Real Clear Pol. 4/2/19 22.8% 66.8%
Real Clear Pol. 3/26/19 20.8% 68.8%
Real Clear Pol. 2/26/19 19.4% 70.0%
Real Clear Pol. 1/1/19 19.6% 69.3%
Real Clear Pol. 1/4/18 15.8% 72.6%

Two out of three recent surveys show Democrats leading Republicans in a generic congressional ballot.

  Democrats Republicans
Economist/YouGov 10/29 47% 41%
Politico/Morning Consult 10/28 46% 38%
USAToday/Suffolk 10/26 46% 46%

[WW uses David Wasserman and the Cook Political Report for the House chart below.]

As of November 6, 2019, 27 incumbent members of the House are not seeking re-election – 8 Democrats and 19 Republicans.

The House of Representatives


  • Democrats 235
  • Republicans 199
  • Vacancies 1
  Democrats Republicans
Safe in 2020 182 160
Likely 18 22
Lean 17 12
Tossup 18 5

The Senate

[WW uses Jennifer E. Duffy of the Cook Political Report and Inside Elections for the Senate chart below. When those two organizations do not agree, WW uses Sabato as a tie breaker.]

In 2020, Republicans will be defending 23 seats while Democrats will be defending 12 seats. It is unlikely that the Republicans will lose control of the Senate in this election. There are a number of changes in the chart below since the last edition of the Watch. Jones has moved from Democratic “Toss Up” to “Lean Republican”. Ernst has moved from “Likely Republican” to “Lean Republican”. Tillis has moved from “Lean Republican” to “Toss Up”. Purdue has moved from “Lean Republican” to “Likely Republican” and a second Georgia seat has opened up with Isakson’s resignation at the end of the year.

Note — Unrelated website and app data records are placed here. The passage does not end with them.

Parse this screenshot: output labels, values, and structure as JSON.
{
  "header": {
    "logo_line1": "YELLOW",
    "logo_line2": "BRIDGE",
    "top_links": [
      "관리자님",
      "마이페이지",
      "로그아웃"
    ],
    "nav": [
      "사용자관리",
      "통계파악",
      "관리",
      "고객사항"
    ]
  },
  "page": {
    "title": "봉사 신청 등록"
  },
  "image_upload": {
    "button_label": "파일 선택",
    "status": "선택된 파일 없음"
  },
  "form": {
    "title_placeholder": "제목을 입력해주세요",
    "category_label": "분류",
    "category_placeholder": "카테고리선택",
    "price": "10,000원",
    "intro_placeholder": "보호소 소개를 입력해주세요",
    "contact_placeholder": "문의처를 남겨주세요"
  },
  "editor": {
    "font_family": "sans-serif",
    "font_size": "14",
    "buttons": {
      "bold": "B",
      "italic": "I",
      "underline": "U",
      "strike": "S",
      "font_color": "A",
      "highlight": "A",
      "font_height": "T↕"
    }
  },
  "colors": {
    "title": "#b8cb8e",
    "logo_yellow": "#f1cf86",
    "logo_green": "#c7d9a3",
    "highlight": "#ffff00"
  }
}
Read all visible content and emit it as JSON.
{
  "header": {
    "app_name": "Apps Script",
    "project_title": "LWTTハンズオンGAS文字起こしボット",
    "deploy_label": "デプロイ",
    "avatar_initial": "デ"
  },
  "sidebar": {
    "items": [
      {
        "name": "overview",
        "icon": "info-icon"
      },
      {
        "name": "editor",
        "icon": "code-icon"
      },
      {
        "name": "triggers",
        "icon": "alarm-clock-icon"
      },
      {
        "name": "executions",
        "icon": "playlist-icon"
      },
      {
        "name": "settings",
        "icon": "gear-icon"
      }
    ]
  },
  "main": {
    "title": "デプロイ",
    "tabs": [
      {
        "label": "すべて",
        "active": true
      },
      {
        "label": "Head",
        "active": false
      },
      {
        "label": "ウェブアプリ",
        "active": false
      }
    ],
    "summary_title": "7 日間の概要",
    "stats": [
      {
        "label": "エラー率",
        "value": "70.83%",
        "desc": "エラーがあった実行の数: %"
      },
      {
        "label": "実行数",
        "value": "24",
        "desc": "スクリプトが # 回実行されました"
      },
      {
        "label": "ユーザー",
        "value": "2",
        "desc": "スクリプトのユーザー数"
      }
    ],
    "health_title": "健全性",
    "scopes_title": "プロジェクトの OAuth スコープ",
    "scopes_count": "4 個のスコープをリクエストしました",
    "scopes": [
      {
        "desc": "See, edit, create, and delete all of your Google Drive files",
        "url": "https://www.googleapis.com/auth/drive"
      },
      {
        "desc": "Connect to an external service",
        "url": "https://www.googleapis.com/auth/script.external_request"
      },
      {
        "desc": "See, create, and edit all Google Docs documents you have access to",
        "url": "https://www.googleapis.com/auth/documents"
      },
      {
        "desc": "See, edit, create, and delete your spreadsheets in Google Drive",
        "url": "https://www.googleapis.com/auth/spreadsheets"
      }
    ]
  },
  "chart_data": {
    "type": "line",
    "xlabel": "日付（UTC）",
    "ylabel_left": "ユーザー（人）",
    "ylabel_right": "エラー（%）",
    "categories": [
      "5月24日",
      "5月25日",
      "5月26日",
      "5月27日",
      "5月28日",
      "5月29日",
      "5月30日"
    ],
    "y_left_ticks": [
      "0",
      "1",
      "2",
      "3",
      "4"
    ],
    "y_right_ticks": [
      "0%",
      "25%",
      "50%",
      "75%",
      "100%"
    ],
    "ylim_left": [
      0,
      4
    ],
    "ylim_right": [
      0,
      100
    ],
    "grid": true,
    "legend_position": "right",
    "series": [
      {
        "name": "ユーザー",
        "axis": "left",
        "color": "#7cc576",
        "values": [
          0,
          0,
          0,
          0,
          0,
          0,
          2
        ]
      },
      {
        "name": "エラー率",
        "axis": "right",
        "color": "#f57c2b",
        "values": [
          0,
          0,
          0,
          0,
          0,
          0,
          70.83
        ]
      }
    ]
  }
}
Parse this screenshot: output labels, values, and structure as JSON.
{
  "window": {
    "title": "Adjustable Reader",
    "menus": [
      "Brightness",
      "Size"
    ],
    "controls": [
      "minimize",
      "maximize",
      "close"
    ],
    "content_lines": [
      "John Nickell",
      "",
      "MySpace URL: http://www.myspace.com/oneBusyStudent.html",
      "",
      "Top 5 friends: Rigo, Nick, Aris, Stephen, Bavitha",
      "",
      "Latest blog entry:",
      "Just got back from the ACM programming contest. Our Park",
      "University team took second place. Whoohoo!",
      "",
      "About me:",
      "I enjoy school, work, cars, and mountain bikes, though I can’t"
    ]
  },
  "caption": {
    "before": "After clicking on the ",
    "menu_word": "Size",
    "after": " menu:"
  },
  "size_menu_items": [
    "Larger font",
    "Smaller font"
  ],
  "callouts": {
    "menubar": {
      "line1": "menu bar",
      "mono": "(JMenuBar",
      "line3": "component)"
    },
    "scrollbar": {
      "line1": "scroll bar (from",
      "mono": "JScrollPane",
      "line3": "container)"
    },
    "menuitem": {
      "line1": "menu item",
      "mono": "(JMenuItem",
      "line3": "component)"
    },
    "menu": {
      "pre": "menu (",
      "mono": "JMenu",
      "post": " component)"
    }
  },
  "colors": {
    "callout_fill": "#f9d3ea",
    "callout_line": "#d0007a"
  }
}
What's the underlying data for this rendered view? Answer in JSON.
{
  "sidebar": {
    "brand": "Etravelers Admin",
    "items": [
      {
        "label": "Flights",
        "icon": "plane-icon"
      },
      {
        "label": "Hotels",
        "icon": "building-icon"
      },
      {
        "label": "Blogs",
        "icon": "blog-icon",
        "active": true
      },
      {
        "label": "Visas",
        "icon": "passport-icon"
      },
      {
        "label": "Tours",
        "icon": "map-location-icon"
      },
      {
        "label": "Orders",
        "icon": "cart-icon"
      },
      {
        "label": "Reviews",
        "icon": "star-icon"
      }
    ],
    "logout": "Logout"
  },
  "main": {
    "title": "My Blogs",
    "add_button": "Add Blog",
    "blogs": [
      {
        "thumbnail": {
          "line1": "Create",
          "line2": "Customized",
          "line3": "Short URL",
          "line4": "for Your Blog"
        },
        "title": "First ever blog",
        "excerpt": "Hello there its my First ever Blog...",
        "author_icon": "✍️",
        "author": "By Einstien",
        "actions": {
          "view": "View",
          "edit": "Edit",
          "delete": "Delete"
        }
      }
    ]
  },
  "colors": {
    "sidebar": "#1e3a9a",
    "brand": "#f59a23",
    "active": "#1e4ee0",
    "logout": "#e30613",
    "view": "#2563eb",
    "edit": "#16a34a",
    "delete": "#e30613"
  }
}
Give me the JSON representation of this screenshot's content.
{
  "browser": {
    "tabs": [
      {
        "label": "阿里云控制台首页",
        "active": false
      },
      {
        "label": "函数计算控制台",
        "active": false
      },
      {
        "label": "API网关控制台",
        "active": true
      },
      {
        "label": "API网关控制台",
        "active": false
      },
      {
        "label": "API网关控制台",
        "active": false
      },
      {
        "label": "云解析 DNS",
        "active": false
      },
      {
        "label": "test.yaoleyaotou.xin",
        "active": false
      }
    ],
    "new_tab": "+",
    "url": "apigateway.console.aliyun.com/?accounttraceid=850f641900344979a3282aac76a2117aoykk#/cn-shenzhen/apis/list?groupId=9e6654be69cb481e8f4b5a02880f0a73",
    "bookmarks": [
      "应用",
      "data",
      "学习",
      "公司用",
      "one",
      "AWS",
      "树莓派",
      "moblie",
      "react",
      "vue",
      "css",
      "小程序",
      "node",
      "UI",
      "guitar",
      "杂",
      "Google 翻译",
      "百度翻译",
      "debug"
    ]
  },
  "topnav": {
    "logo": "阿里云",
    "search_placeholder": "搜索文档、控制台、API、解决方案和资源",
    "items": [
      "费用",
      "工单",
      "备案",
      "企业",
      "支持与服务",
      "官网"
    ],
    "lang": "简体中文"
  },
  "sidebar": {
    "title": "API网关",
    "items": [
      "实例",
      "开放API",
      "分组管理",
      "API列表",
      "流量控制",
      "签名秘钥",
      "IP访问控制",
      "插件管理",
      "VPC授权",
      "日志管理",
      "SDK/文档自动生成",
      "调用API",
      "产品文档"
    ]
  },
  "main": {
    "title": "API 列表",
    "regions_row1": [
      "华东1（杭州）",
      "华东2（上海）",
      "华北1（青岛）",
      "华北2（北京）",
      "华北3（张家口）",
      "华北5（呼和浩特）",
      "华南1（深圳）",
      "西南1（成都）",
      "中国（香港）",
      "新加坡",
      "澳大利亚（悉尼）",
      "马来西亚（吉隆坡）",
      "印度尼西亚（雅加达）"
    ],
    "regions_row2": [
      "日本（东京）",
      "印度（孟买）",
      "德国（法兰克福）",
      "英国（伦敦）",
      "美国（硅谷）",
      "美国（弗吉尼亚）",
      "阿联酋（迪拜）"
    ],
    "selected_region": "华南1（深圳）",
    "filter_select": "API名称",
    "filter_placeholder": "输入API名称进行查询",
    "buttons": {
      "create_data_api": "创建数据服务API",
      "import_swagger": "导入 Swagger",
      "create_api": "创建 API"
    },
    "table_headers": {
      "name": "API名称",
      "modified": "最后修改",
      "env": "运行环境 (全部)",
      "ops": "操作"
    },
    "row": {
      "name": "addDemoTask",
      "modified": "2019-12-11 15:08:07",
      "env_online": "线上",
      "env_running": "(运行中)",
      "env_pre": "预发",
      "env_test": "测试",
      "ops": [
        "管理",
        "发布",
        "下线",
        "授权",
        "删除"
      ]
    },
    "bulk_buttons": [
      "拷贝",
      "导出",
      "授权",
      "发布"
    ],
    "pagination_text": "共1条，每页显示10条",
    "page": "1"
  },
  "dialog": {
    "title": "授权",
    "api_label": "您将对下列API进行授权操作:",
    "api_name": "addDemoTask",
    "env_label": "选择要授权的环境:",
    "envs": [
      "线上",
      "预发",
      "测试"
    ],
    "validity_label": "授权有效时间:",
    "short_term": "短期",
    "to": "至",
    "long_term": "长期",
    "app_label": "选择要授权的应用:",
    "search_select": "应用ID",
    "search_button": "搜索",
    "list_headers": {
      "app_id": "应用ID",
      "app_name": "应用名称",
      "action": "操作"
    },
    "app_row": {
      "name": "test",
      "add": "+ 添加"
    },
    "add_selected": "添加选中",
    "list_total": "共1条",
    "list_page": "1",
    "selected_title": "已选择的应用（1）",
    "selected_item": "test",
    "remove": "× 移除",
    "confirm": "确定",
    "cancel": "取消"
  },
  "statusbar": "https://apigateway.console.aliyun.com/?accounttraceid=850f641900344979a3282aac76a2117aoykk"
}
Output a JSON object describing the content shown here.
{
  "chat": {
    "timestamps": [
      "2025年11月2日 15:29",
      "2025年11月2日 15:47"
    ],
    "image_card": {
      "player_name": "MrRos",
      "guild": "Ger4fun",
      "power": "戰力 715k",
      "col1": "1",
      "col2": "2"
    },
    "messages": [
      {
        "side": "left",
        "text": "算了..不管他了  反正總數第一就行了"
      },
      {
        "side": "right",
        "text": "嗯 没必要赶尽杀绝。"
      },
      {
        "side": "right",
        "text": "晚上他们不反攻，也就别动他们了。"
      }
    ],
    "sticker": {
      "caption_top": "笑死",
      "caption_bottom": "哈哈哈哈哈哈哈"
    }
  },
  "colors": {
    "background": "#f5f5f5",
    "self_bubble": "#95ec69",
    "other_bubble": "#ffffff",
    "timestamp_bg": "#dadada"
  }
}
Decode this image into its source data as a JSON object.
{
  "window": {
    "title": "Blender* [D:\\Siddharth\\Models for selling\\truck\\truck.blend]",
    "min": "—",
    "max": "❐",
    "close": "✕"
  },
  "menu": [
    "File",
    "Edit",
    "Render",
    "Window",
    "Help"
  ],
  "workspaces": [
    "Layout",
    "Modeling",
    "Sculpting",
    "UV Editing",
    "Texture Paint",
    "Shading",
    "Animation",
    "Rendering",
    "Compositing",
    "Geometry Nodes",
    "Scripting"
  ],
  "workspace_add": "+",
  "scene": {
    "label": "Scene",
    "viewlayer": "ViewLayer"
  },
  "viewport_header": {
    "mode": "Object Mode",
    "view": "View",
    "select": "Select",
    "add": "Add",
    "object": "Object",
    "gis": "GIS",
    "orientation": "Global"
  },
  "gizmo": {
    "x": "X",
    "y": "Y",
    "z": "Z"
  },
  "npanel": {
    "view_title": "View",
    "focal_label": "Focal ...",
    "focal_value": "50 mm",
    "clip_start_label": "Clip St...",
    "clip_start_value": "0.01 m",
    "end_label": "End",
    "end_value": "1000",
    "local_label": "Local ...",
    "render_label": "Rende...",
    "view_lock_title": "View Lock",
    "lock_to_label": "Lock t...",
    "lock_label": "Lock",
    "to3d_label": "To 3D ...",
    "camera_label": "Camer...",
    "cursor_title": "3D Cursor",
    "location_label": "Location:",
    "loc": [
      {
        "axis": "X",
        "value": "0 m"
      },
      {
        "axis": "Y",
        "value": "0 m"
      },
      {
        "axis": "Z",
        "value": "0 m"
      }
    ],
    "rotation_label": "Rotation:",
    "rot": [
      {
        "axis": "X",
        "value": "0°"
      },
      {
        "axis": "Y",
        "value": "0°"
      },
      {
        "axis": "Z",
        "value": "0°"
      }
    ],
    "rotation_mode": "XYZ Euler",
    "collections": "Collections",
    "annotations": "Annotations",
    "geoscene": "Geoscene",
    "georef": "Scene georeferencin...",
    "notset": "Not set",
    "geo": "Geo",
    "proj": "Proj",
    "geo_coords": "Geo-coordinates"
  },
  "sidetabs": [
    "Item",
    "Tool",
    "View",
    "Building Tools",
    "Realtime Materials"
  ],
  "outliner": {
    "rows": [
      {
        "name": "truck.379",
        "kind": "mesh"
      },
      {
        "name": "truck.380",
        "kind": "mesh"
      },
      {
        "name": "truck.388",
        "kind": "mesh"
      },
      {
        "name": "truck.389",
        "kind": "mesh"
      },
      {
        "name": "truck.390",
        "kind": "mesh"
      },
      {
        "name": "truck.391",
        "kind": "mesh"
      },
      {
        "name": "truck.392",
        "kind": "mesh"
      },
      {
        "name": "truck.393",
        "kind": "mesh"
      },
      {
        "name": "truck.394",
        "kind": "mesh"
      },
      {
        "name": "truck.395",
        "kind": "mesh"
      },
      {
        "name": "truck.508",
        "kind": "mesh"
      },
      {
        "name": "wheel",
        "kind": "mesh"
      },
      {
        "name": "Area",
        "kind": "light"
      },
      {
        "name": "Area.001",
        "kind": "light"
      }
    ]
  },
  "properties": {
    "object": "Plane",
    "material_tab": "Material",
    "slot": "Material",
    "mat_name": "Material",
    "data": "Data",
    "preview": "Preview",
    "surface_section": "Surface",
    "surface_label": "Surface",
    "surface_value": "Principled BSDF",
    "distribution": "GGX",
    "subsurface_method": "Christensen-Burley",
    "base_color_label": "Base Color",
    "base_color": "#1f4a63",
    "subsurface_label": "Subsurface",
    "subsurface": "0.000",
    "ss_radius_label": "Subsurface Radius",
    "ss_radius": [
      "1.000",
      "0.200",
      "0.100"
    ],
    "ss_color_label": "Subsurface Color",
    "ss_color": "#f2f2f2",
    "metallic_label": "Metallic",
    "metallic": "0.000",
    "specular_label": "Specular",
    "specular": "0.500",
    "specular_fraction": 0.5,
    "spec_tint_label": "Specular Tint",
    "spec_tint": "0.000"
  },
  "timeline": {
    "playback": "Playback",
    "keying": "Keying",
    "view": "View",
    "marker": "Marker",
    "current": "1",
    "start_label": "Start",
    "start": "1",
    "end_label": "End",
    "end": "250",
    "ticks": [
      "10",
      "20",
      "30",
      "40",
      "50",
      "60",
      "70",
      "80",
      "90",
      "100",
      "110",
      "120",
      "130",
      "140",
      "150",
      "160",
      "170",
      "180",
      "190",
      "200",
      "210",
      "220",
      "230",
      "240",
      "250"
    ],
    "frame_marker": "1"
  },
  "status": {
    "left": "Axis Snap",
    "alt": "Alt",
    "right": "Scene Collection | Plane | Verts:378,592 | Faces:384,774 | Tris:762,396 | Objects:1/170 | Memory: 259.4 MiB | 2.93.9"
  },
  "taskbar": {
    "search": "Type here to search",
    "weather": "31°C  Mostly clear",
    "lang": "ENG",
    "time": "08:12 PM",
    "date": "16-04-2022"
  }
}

  • Republicans 53
  • Democrats 45
  • Independents 2
  Democrats Republicans Independent
Seats not up in 2020 33 30 2
Safe in 2020 7
WY (Enzi)
Tennessee (Alexander)
Likely 3
NM (Udall)
Kansas (Roberts)
GA (Open)
Lean 1
Toss Up 0 4